Firestopping and draftstopping cannot be relied on. "Undress the building," by which I mean "see" the interconnected hidden voids and assign units to deal with the problem. Because the voids may be complicated and stream obstructed, as by cross pieces of trusses, it appears that the better tactic might be to locate hot spots by use of a thermal detecting device and penetrate the wall or ceiling sheath with a piercing nozzle. Opening the void gives the fire the oxygen it needs, and the fire may be beyond the reach of hose streams. In addition all hose streams, but particularly fog streams, carry air to the fire.

Wood is subject to insect infestation, wet and dry rot, and other forms of decay, which may cause weakening without being apparent to the casual observer.

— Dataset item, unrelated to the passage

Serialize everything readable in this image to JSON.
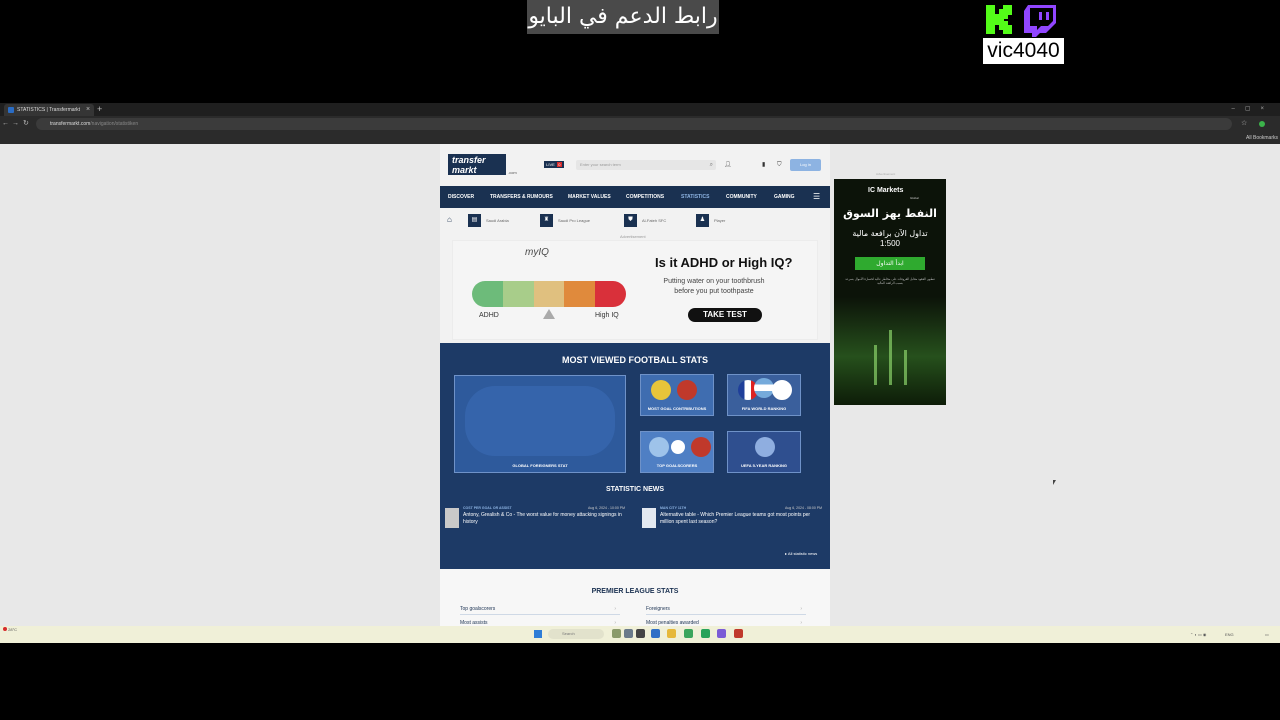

Deterioration of this nature in structural members should be carefully noted on pre-fire plans.

Protecting Wood From Ignition

Wood burns, and much effort has gone into overcoming this characteristic. There are coatings which when heated intumesce (swell up like marshmallow) and delay ignition. These coatings must not be applied like paint, but each gallon to a specified area. If the wood is furred (spaced) off from the wall, the reverse side is not covered.

Wood can be impregnated with mineral salts. This will retard surface ignition. Some materials used can leach out and corrode metal connectors.This FRT (fire retardant treated) wood is harder to cut and its strength is decreased. In some codes it is "accepted as non-combustible." Wood cannot be made non-combustible, but its ignition can be delayed.

Do not confuse this wood with wood treated to resist rot and insects. As noted earlier, such wood gives off toxic smoke.

Plywood Roofing Problems

Some years ago, to avoid parapetting fire walls through the roof, builders adopted a practice of placing FRT plywood, one sheet wide, on the roof, on both sides of a firewall, which does not penetrate the roof. At the time, I set forth potential deficiencies of this method of stopping the extension of the fire over the top of the firewall since the plywood delaminates (layers separate) and fire passes over the top of the wall.

Recently, it also has been found that plywood treated with certain chemicals decays from heat and is subject to failure if walked on. The problem is compounded if treated plywood is used not only along the line of the fire wall, but randomly throughout many roof areas. In some cases, the entire roof is treated plywood. There have been huge lawsuits.